Chapter Outline

Vertebrates: An Introduction

Domain – Eukarya, Kingdom: Animalia

Phylum – Chordata; subphylum Vertebrata

Types of Fishes

Jawless Fishes (Class: Agnatha)

Cartilaginous Fishes (Class: Chondrichthyes)


Rays and Skates


Bony Fishes (Class: Osteichthyses)

Biology of Fishes

            Lobe vs. Ray-Finned Fishes

Body Shape, Locomotion, Feeding


Structure of the Gills

Regulation of the Internal Environment

Nervous System and Sensory Organs


Territoriality, Schooling, Migrations

Reproduction and Life History

Reproductive System

Reproductive Behavior

Early Development

Note: Osmoregulation starts here (in Chondrichthyes and beyond…)

Chapter Summary

Chapter 8 surveys the major groups of marine fishes and summarizes the most important aspects of their biology. The first half of the chapter introduces students to the various groups of marine fishes by outlining their most important morphological features, general distribution, and economic importance. A general classification scheme of fishes is given at the beginning of the chapter. The second half deals with various aspects of the biology of marine fishes, from morphological adaptations to swimming and feeding to behavior and reproduction.


Note I will also likely add lectures on:

(1)   Animal Behavior

(2)   (Field Guide) Species Examples (Porgy etc.)

(3)   Invasives

(4)   Habitat-based species in Coral Reefs, Kelp Forests, Eelgrass beds, Estuaries, Deep Sea etc. (see end of outline for sections)




Domain: Eukarya, Kingdom: Animalia, Phylum: Chordata, Subphylum: Vertebrata

Marine Reptiles (Class: Reptilia)

Sea Turtles

Sea Snakes

Other Marine Reptiles (Iguana, Crocodile)

Seabirds (Class: Aves)


Pelicans and Related Birds

Gulls and Related Birds

Shorebirds (vs. seabirds)

Marine Mammals (multiple classes, subclasses & orders – see ppt summary)

Types of Marine Mammals

Seals, Sea Lions, and Walruses

Sea Otters and Polar Bears

Manatees and Dugongs

Whales, Dolphins, and Porpoises

Biology of Marine Mammals

Swimming and Diving





Chapter Summary

Chapter 9 discusses the marine tetrapods.

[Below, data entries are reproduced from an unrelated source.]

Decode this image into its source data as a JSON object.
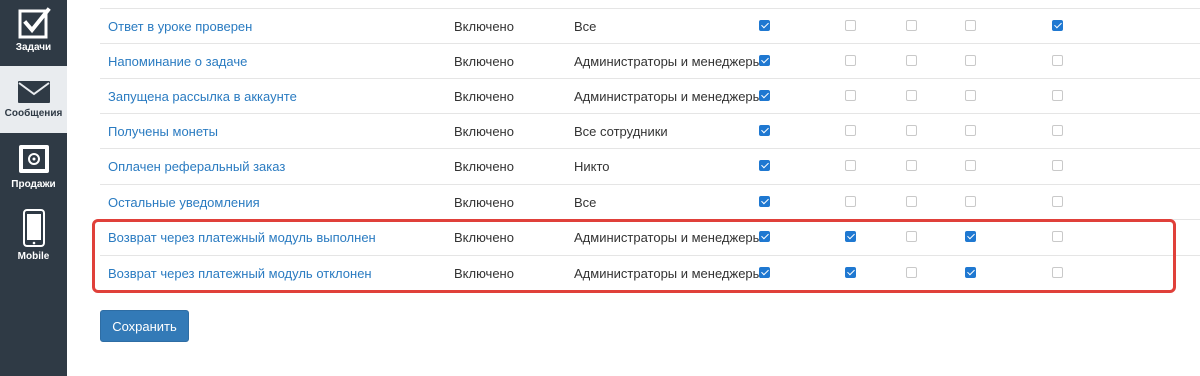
{
  "sidebar": {
    "items": [
      {
        "label": "Задачи",
        "icon": "checkbox-icon"
      },
      {
        "label": "Сообщения",
        "icon": "envelope-icon"
      },
      {
        "label": "Продажи",
        "icon": "safe-icon"
      },
      {
        "label": "Mobile",
        "icon": "phone-icon"
      }
    ]
  },
  "table": {
    "rows": [
      {
        "name": "Ответ в уроке проверен",
        "status": "Включено",
        "recipients": "Все",
        "checks": [
          true,
          false,
          false,
          false,
          true
        ]
      },
      {
        "name": "Напоминание о задаче",
        "status": "Включено",
        "recipients": "Администраторы и менеджеры",
        "checks": [
          true,
          false,
          false,
          false,
          false
        ]
      },
      {
        "name": "Запущена рассылка в аккаунте",
        "status": "Включено",
        "recipients": "Администраторы и менеджеры",
        "checks": [
          true,
          false,
          false,
          false,
          false
        ]
      },
      {
        "name": "Получены монеты",
        "status": "Включено",
        "recipients": "Все сотрудники",
        "checks": [
          true,
          false,
          false,
          false,
          false
        ]
      },
      {
        "name": "Оплачен реферальный заказ",
        "status": "Включено",
        "recipients": "Никто",
        "checks": [
          true,
          false,
          false,
          false,
          false
        ]
      },
      {
        "name": "Остальные уведомления",
        "status": "Включено",
        "recipients": "Все",
        "checks": [
          true,
          false,
          false,
          false,
          false
        ]
      },
      {
        "name": "Возврат через платежный модуль выполнен",
        "status": "Включено",
        "recipients": "Администраторы и менеджеры",
        "checks": [
          true,
          true,
          false,
          true,
          false
        ]
      },
      {
        "name": "Возврат через платежный модуль отклонен",
        "status": "Включено",
        "recipients": "Администраторы и менеджеры",
        "checks": [
          true,
          true,
          false,
          true,
          false
        ]
      }
    ]
  },
  "actions": {
    "save_label": "Сохранить"
  },
  "colors": {
    "accent": "#337ab7",
    "link": "#2a7bc1",
    "checkbox_on": "#1f78d1",
    "highlight": "#e0403a",
    "sidebar": "#2f3a45"
  }
}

Marine reptiles and birds are covered by providing information about their morphological characteristics, general distribution, and the most outstanding features of their biology, particularly feeding and behavior.

The chapter emphasizes the marine mammals, particularly the cetaceans, as a favorite group for students. The various groups of marine mammals are introduced by discussing general morphology, distribution, and feeding.


Again – I will also cover the preceding (habitat-based) sections of your text that include these species including Kelp Forests, the Arctic, “Beach” species and various other pelagic varieties.



Additionally, we will be using additional text sections to cover (vertebrate) species in habitat-specific examples.  Some areas that may be covered include:


Chapter 12 – Estuaries


Salinity, Substrate and Other Physical Factors (and their adaptations)


Chapter 11 – Between the Tides

Rocky Shore Communities

Exposure at Low Tide

Water Loss, Temperature and Salinity, Restriction of Feeding

The Power of the Sea

Coping with Wave Shock

The Battle for Space

Vertical Zonation


Chapter 13 – Continental Shelf


Physical Characteristics of the Subtidal Environment

Continental Shelf Bottom Communities

Soft-Bottom Subtidal Communities

Unvegetated Soft-Bottom Communities

Seagrass Beds

Hard-Bottom Subtidal Communities

Rocky Bottoms

Kelp Communities


Chapter 14 – Coral Reefs


The Ecology of Coral Reefs

The Trophic Structure of Coral Reefs


Chapter 16 – The Deep Ocean


The Twilight World

The Animals of the Mesopelagic


Midwater Fishes

Adaptations of Midwater Animals

Feeding and Food Webs

Sense Organs, Coloration and Body Shape, Bioluminescence

The Deep-Ocean Floor

Feeding in the Deep-Sea Benthos


Final Sections/Material:


CHAPTER 17-19: Our impacts and “Special Report”


Important material we will cover: Coral Bleaching (& anthropogenic effects on increased ocean water temperature), Carbon “sinks” in the ocean & what effects the increased carbon (increased acidity) has on carbonate (shelled/ hard bodied) animals, loss of coastal habitats & increased run-off & lowered water quality, sustainability, osmoregulation issues for marine organisms, global climate change, pollution sources (various) waste, the Pacific Garbage Patch (….to name just a few…)